## ACTIVITY
Count, in the listing that follows, every line containing the word "select". Give the number by itself.

____ PROVIDED INFORMATION

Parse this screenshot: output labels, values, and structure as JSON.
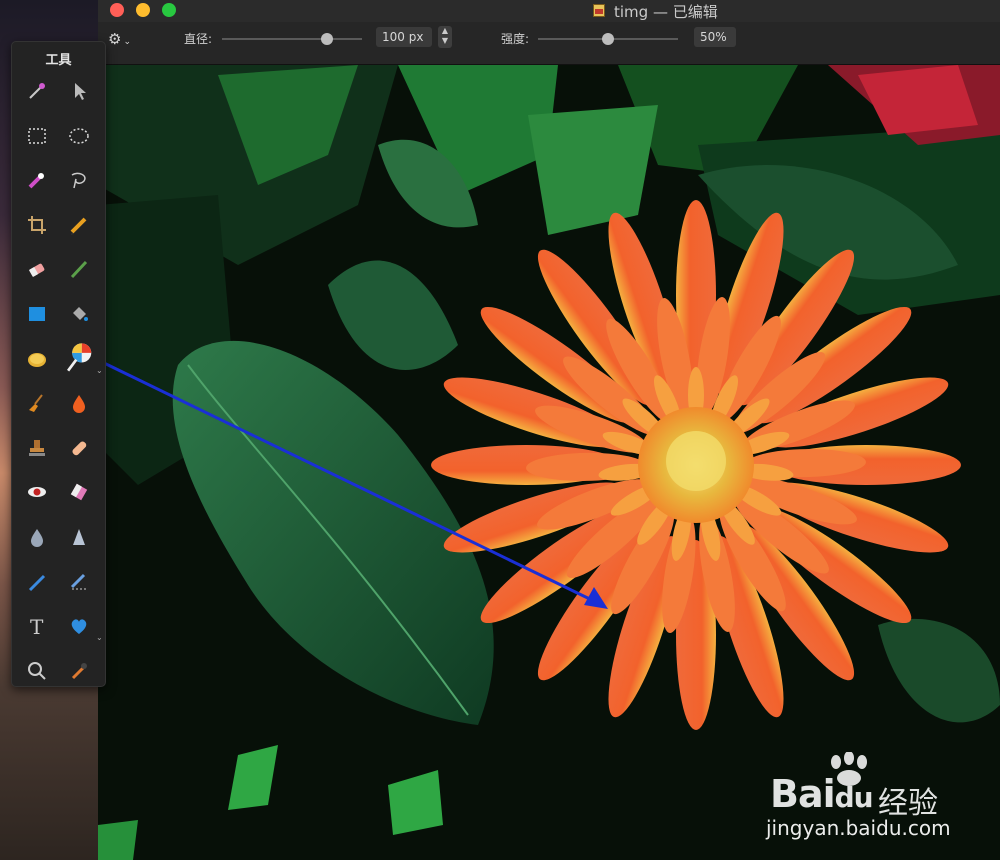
{
  "window": {
    "title": "timg — 已编辑"
  },
  "options_bar": {
    "diameter_label": "直径:",
    "diameter_value": "100 px",
    "diameter_slider_level": 0.75,
    "strength_label": "强度:",
    "strength_value": "50%",
    "strength_slider_level": 0.5
  },
  "palette": {
    "title": "工具",
    "tools": [
      {
        "name": "magic-wand-icon"
      },
      {
        "name": "arrow-pointer-icon"
      },
      {
        "name": "rect-select-icon"
      },
      {
        "name": "ellipse-select-icon"
      },
      {
        "name": "color-select-icon"
      },
      {
        "name": "lasso-icon"
      },
      {
        "name": "crop-icon"
      },
      {
        "name": "pencil-icon"
      },
      {
        "name": "eraser-icon"
      },
      {
        "name": "brush-icon"
      },
      {
        "name": "shape-icon"
      },
      {
        "name": "paint-bucket-icon"
      },
      {
        "name": "coin-icon"
      },
      {
        "name": "lollipop-icon"
      },
      {
        "name": "broom-icon"
      },
      {
        "name": "drop-fire-icon"
      },
      {
        "name": "stamp-icon"
      },
      {
        "name": "bandage-icon"
      },
      {
        "name": "red-eye-icon"
      },
      {
        "name": "gradient-eraser-icon"
      },
      {
        "name": "blur-drop-icon"
      },
      {
        "name": "sharpen-cone-icon"
      },
      {
        "name": "smudge-icon"
      },
      {
        "name": "burn-icon"
      },
      {
        "name": "text-icon"
      },
      {
        "name": "heart-shape-icon"
      },
      {
        "name": "zoom-icon"
      },
      {
        "name": "eyedropper-icon"
      }
    ]
  },
  "text_tool_glyph": "T",
  "watermark": {
    "brand": "Bai",
    "brand2": "du",
    "cn": "经验",
    "url": "jingyan.baidu.com"
  },
  "colors": {
    "arrow": "#1a2fd6",
    "petal": "#f0562a",
    "leaf": "#1f5a36"
  }
}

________

## RESULT OF THE TASK
3